* [Directions for this task] Since only the words are wanted, reproduce every entry exactly and leave the images behind.

Entries from a dataset of interfaces:
^^^^^^^^

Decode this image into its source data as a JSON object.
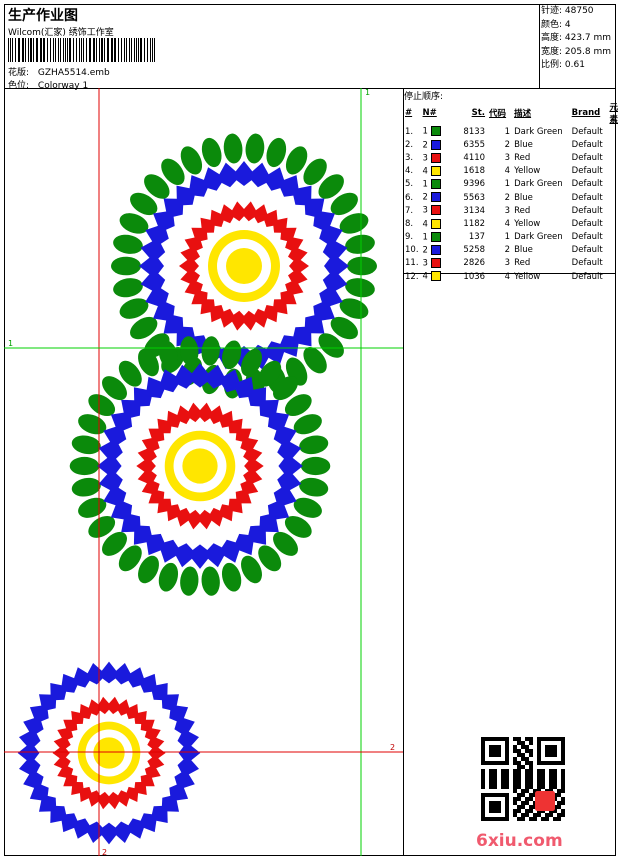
{
  "header": {
    "title": "生产作业图",
    "company": "Wilcom(汇家) 绣饰工作室",
    "design_label": "花版:",
    "design_value": "GZHA5514.emb",
    "colorway_label": "色位:",
    "colorway_value": "Colorway 1"
  },
  "stats": {
    "stitches": "针迹: 48750",
    "colors": "颜色: 4",
    "height": "高度: 423.7 mm",
    "width": "宽度: 205.8 mm",
    "scale": "比例: 0.61"
  },
  "stop_sequence": {
    "title": "停止顺序:",
    "headers": [
      "#",
      "N#",
      "St.",
      "代码",
      "描述",
      "Brand",
      "元素"
    ],
    "rows": [
      {
        "idx": "1.",
        "n": "1",
        "st": "8133",
        "code": "1",
        "desc": "Dark Green",
        "brand": "Default",
        "color": "#0b8a0b"
      },
      {
        "idx": "2.",
        "n": "2",
        "st": "6355",
        "code": "2",
        "desc": "Blue",
        "brand": "Default",
        "color": "#1a1adc"
      },
      {
        "idx": "3.",
        "n": "3",
        "st": "4110",
        "code": "3",
        "desc": "Red",
        "brand": "Default",
        "color": "#e81010"
      },
      {
        "idx": "4.",
        "n": "4",
        "st": "1618",
        "code": "4",
        "desc": "Yellow",
        "brand": "Default",
        "color": "#ffe600"
      },
      {
        "idx": "5.",
        "n": "1",
        "st": "9396",
        "code": "1",
        "desc": "Dark Green",
        "brand": "Default",
        "color": "#0b8a0b"
      },
      {
        "idx": "6.",
        "n": "2",
        "st": "5563",
        "code": "2",
        "desc": "Blue",
        "brand": "Default",
        "color": "#1a1adc"
      },
      {
        "idx": "7.",
        "n": "3",
        "st": "3134",
        "code": "3",
        "desc": "Red",
        "brand": "Default",
        "color": "#e81010"
      },
      {
        "idx": "8.",
        "n": "4",
        "st": "1182",
        "code": "4",
        "desc": "Yellow",
        "brand": "Default",
        "color": "#ffe600"
      },
      {
        "idx": "9.",
        "n": "1",
        "st": "137",
        "code": "1",
        "desc": "Dark Green",
        "brand": "Default",
        "color": "#0b8a0b"
      },
      {
        "idx": "10.",
        "n": "2",
        "st": "5258",
        "code": "2",
        "desc": "Blue",
        "brand": "Default",
        "color": "#1a1adc"
      },
      {
        "idx": "11.",
        "n": "3",
        "st": "2826",
        "code": "3",
        "desc": "Red",
        "brand": "Default",
        "color": "#e81010"
      },
      {
        "idx": "12.",
        "n": "4",
        "st": "1036",
        "code": "4",
        "desc": "Yellow",
        "brand": "Default",
        "color": "#ffe600"
      }
    ]
  },
  "axes": {
    "green_label_v": "1",
    "green_label_h": "1",
    "red_label_h": "2",
    "red_label_v": "2"
  },
  "colors": {
    "green": "#0b8a0b",
    "blue": "#1a1adc",
    "red": "#e81010",
    "yellow": "#ffe600",
    "guide_green": "#00d000",
    "guide_red": "#e00000"
  },
  "footer": {
    "site": "6xiu.com"
  }
}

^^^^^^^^

* [Answer to this exercise]
Decode this image into its source data as a JSON object.
{
  "header": {
    "title": "生产作业图",
    "company": "Wilcom(汇家) 绣饰工作室",
    "design_label": "花版:",
    "design_value": "GZHA5514.emb",
    "colorway_label": "色位:",
    "colorway_value": "Colorway 1"
  },
  "stats": {
    "stitches": "针迹: 48750",
    "colors": "颜色: 4",
    "height": "高度: 423.7 mm",
    "width": "宽度: 205.8 mm",
    "scale": "比例: 0.61"
  },
  "stop_sequence": {
    "title": "停止顺序:",
    "headers": [
      "#",
      "N#",
      "St.",
      "代码",
      "描述",
      "Brand",
      "元素"
    ],
    "rows": [
      {
        "idx": "1.",
        "n": "1",
        "st": "8133",
        "code": "1",
        "desc": "Dark Green",
        "brand": "Default",
        "color": "#0b8a0b"
      },
      {
        "idx": "2.",
        "n": "2",
        "st": "6355",
        "code": "2",
        "desc": "Blue",
        "brand": "Default",
        "color": "#1a1adc"
      },
      {
        "idx": "3.",
        "n": "3",
        "st": "4110",
        "code": "3",
        "desc": "Red",
        "brand": "Default",
        "color": "#e81010"
      },
      {
        "idx": "4.",
        "n": "4",
        "st": "1618",
        "code": "4",
        "desc": "Yellow",
        "brand": "Default",
        "color": "#ffe600"
      },
      {
        "idx": "5.",
        "n": "1",
        "st": "9396",
        "code": "1",
        "desc": "Dark Green",
        "brand": "Default",
        "color": "#0b8a0b"
      },
      {
        "idx": "6.",
        "n": "2",
        "st": "5563",
        "code": "2",
        "desc": "Blue",
        "brand": "Default",
        "color": "#1a1adc"
      },
      {
        "idx": "7.",
        "n": "3",
        "st": "3134",
        "code": "3",
        "desc": "Red",
        "brand": "Default",
        "color": "#e81010"
      },
      {
        "idx": "8.",
        "n": "4",
        "st": "1182",
        "code": "4",
        "desc": "Yellow",
        "brand": "Default",
        "color": "#ffe600"
      },
      {
        "idx": "9.",
        "n": "1",
        "st": "137",
        "code": "1",
        "desc": "Dark Green",
        "brand": "Default",
        "color": "#0b8a0b"
      },
      {
        "idx": "10.",
        "n": "2",
        "st": "5258",
        "code": "2",
        "desc": "Blue",
        "brand": "Default",
        "color": "#1a1adc"
      },
      {
        "idx": "11.",
        "n": "3",
        "st": "2826",
        "code": "3",
        "desc": "Red",
        "brand": "Default",
        "color": "#e81010"
      },
      {
        "idx": "12.",
        "n": "4",
        "st": "1036",
        "code": "4",
        "desc": "Yellow",
        "brand": "Default",
        "color": "#ffe600"
      }
    ]
  },
  "axes": {
    "green_label_v": "1",
    "green_label_h": "1",
    "red_label_h": "2",
    "red_label_v": "2"
  },
  "colors": {
    "green": "#0b8a0b",
    "blue": "#1a1adc",
    "red": "#e81010",
    "yellow": "#ffe600",
    "guide_green": "#00d000",
    "guide_red": "#e00000"
  },
  "footer": {
    "site": "6xiu.com"
  }
}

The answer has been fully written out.